Hello, Fellow Midwesterners. May we talk about the construct–“over to” for a few minutes? I use this all the time. “He works over to the Hall of Fame.” “She’s running over to the store.” “I was over to his house and he took off all his clothes.” And I learned it in the Midwest. We would go over to the bar in Keithsburg after work sometimes. Or over to the truckstop for dinner.
And, to me, it means something very distinct.
Let’s take the “I was over to his house last night and he took off all his clothes.” This is much different than “I was at his house last night and he took off all his clothes.” “I was at his house” implies that I was there in a somewhat formal manner and it is quite likely I was happy to see him taking off his clothing. “I was over to his house” implies that I was there in an informal manner and that, as such, I was likely surprised to discover he would take off his clothes in those circumstances.

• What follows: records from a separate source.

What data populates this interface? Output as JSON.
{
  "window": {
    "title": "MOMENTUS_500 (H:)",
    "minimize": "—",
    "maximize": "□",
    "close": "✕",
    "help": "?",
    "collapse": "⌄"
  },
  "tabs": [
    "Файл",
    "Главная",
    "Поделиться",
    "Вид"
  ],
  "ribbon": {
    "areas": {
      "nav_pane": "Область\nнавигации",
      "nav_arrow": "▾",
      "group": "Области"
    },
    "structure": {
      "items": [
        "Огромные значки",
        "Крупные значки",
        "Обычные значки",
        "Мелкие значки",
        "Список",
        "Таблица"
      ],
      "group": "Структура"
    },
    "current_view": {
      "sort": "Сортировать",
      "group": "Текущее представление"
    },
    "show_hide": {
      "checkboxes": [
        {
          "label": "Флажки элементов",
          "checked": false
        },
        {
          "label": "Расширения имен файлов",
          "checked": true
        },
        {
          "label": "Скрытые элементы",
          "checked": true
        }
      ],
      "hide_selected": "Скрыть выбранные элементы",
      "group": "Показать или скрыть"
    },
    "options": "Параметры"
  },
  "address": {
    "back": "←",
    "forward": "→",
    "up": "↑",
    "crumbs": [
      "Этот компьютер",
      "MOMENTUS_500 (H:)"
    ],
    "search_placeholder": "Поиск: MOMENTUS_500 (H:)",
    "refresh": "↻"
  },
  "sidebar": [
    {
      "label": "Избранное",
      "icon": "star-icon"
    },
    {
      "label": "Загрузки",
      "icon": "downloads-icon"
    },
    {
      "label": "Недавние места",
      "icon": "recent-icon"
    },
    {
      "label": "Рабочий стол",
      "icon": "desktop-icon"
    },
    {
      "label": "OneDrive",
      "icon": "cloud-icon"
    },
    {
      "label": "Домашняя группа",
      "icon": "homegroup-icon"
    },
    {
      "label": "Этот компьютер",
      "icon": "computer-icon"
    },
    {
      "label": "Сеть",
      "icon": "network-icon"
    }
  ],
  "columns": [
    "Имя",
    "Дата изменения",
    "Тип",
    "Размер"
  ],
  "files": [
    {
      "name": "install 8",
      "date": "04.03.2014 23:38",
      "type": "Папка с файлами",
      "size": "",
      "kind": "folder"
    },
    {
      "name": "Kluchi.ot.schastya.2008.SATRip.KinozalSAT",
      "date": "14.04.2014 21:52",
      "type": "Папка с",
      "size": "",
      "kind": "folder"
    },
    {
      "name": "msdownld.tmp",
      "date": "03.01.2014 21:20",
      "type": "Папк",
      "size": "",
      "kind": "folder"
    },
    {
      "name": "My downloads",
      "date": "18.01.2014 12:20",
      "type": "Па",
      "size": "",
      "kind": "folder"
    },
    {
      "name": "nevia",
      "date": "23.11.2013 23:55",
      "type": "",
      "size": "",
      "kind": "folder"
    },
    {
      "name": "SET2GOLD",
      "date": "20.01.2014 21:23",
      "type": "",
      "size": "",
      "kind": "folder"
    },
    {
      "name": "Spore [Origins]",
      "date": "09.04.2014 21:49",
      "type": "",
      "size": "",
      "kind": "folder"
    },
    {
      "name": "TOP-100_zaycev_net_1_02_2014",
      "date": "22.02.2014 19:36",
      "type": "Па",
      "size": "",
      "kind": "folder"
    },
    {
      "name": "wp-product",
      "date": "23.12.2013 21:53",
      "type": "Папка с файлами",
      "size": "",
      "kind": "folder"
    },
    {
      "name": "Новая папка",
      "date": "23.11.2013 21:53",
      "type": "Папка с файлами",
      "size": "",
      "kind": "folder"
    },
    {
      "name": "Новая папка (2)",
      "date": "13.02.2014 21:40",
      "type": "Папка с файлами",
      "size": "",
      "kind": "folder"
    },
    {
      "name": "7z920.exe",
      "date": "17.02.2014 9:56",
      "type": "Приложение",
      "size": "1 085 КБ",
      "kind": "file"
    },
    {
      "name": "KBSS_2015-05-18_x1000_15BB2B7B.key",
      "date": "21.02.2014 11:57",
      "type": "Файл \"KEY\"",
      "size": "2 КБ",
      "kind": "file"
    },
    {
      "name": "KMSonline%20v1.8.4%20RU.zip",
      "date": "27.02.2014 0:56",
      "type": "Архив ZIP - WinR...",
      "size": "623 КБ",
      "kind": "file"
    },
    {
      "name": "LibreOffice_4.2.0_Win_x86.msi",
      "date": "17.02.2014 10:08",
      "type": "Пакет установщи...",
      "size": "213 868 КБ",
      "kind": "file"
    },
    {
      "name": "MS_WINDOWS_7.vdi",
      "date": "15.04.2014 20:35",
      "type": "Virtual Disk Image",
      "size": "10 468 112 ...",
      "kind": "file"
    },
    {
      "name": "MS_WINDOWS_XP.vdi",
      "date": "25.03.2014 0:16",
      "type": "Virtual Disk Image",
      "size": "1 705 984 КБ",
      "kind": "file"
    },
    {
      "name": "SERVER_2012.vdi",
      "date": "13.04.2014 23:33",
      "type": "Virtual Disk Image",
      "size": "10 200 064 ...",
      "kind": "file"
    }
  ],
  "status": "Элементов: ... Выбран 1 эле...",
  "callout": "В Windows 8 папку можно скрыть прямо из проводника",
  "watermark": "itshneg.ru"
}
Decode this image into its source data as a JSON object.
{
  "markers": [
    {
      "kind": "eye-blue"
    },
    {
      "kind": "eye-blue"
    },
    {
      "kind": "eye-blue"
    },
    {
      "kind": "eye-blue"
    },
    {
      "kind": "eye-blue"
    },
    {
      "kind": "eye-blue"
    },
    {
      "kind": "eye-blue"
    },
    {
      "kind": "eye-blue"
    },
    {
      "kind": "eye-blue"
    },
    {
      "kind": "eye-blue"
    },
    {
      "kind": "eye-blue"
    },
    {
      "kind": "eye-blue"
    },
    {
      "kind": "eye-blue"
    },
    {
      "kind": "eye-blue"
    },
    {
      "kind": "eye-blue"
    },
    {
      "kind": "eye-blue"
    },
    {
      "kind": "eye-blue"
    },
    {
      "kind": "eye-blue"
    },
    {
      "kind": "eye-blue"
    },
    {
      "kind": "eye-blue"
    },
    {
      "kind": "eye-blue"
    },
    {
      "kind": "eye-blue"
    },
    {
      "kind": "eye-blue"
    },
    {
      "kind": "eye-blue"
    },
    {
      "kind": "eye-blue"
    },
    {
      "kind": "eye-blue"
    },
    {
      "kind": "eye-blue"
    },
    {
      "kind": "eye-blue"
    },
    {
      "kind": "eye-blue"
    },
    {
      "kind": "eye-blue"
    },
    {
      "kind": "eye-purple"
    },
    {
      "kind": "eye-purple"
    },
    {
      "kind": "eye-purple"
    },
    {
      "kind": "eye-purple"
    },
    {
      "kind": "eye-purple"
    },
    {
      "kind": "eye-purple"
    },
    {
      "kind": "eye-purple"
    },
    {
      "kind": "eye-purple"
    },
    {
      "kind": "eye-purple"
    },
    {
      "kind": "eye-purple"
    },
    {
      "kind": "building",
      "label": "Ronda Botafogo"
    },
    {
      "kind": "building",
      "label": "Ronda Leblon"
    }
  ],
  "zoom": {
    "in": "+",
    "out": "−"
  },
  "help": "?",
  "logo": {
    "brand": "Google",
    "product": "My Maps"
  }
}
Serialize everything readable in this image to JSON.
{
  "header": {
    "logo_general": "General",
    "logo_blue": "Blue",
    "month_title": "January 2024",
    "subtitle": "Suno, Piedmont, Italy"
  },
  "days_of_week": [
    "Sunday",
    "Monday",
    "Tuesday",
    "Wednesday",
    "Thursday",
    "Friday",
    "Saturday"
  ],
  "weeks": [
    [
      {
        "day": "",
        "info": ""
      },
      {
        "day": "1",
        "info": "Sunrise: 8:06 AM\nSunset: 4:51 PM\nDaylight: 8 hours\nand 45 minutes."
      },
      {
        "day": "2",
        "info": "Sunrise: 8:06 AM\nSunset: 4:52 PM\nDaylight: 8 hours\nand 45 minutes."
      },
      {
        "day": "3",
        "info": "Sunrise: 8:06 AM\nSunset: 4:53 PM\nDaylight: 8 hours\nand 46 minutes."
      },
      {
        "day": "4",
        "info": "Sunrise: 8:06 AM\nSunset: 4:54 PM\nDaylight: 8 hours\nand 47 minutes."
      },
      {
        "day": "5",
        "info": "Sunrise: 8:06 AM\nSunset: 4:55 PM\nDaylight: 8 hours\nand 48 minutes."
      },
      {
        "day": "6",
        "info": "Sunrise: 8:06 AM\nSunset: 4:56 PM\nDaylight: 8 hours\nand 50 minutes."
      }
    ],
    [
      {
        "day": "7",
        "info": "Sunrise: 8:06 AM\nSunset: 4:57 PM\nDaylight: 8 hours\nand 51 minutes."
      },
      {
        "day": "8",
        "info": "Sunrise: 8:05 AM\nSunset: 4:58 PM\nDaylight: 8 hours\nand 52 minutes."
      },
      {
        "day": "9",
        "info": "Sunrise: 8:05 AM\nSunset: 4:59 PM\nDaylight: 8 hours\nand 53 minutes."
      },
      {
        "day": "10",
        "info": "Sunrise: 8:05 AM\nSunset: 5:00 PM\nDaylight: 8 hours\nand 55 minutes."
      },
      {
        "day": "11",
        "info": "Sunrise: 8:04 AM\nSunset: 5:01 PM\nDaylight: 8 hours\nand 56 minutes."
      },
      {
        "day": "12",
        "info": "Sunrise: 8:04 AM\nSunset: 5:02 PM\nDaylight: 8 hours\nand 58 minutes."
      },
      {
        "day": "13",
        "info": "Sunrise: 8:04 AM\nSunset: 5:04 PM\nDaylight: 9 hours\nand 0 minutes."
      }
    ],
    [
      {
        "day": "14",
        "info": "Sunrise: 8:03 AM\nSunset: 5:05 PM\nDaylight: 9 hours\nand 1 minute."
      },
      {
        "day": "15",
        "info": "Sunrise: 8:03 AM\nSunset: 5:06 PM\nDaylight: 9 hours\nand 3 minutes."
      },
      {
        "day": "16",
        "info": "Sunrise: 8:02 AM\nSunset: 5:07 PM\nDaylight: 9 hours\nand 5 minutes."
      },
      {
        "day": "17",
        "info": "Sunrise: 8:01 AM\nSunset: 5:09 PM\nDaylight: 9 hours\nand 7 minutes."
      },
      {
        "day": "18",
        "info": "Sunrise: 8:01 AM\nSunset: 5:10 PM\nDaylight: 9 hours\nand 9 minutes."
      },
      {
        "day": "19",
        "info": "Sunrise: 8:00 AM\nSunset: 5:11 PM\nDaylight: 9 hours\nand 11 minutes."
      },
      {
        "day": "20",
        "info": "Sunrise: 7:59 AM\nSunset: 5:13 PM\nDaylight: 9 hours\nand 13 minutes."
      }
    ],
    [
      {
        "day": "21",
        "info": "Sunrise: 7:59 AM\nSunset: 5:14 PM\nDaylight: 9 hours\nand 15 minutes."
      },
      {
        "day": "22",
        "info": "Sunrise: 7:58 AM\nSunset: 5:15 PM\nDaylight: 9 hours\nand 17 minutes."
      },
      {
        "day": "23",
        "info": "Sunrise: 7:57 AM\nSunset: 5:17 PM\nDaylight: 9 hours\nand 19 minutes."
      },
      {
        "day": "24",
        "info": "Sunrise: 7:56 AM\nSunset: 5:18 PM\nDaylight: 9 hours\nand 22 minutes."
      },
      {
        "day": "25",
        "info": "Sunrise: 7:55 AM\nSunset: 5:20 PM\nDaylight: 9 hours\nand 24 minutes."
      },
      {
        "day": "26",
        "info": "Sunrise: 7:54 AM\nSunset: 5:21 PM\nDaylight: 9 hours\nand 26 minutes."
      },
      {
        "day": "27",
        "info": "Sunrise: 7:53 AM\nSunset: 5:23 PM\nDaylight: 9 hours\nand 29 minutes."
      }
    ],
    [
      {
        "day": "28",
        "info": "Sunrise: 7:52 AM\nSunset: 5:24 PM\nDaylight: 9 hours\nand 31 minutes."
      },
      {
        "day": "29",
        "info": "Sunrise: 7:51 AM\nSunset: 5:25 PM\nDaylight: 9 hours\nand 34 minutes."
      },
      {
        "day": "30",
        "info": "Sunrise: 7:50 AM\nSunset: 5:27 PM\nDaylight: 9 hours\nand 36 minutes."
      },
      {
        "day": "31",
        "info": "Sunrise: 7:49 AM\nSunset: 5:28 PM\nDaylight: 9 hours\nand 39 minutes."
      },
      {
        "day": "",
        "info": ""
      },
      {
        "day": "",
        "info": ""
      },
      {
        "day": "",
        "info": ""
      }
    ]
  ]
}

But I think it means a little more than just a sense of informality. It also means, you might join the subject.
If you say, “I could use a six-pack,” and I say, “Well, the Butcher is at the store right now.” that means “tough shit. You missed your chance to get beer.” But if I say, “Well, the Butcher is over to the store right now,” I mean, “You could run over there or call him and catch him.” There’s a possibility of interaction.
Which is again why “I was over to his house” implies that his behavior is inappropriate. Anyone might show up.
And I have always assumed that this was widely understood, but now I’m wondering. Is this not a Midwestern thing? Is this just a quirk of rural Western Illinois?
Am I saying “over to” assuming everyone perfectly well understands the nuance but in reality, I just sound like I’m using two words when one would do?